#### [RECORDS TO PROCESS]
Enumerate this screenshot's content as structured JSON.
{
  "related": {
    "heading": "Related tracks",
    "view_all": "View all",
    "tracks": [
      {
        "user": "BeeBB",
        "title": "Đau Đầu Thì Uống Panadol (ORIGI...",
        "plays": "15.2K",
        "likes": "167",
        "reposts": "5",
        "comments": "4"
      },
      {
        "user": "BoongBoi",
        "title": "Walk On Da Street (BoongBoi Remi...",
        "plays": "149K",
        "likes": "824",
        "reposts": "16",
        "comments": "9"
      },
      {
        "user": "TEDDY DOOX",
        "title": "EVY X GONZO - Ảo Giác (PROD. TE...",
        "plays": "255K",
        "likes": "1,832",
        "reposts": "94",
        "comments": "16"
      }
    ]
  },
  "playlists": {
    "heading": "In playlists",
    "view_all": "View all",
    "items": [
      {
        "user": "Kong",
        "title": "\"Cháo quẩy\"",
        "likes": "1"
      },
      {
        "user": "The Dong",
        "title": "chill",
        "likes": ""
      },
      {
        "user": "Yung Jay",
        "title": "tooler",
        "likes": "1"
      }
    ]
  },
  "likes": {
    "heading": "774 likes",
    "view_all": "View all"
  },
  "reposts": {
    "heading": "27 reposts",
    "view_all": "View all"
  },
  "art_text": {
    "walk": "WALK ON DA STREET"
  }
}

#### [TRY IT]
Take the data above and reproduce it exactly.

#### [TASK ANSWER]
Enumerate this screenshot's content as structured JSON.
{
  "related": {
    "heading": "Related tracks",
    "view_all": "View all",
    "tracks": [
      {
        "user": "BeeBB",
        "title": "Đau Đầu Thì Uống Panadol (ORIGI...",
        "plays": "15.2K",
        "likes": "167",
        "reposts": "5",
        "comments": "4"
      },
      {
        "user": "BoongBoi",
        "title": "Walk On Da Street (BoongBoi Remi...",
        "plays": "149K",
        "likes": "824",
        "reposts": "16",
        "comments": "9"
      },
      {
        "user": "TEDDY DOOX",
        "title": "EVY X GONZO - Ảo Giác (PROD. TE...",
        "plays": "255K",
        "likes": "1,832",
        "reposts": "94",
        "comments": "16"
      }
    ]
  },
  "playlists": {
    "heading": "In playlists",
    "view_all": "View all",
    "items": [
      {
        "user": "Kong",
        "title": "\"Cháo quẩy\"",
        "likes": "1"
      },
      {
        "user": "The Dong",
        "title": "chill",
        "likes": ""
      },
      {
        "user": "Yung Jay",
        "title": "tooler",
        "likes": "1"
      }
    ]
  },
  "likes": {
    "heading": "774 likes",
    "view_all": "View all"
  },
  "reposts": {
    "heading": "27 reposts",
    "view_all": "View all"
  },
  "art_text": {
    "walk": "WALK ON DA STREET"
  }
}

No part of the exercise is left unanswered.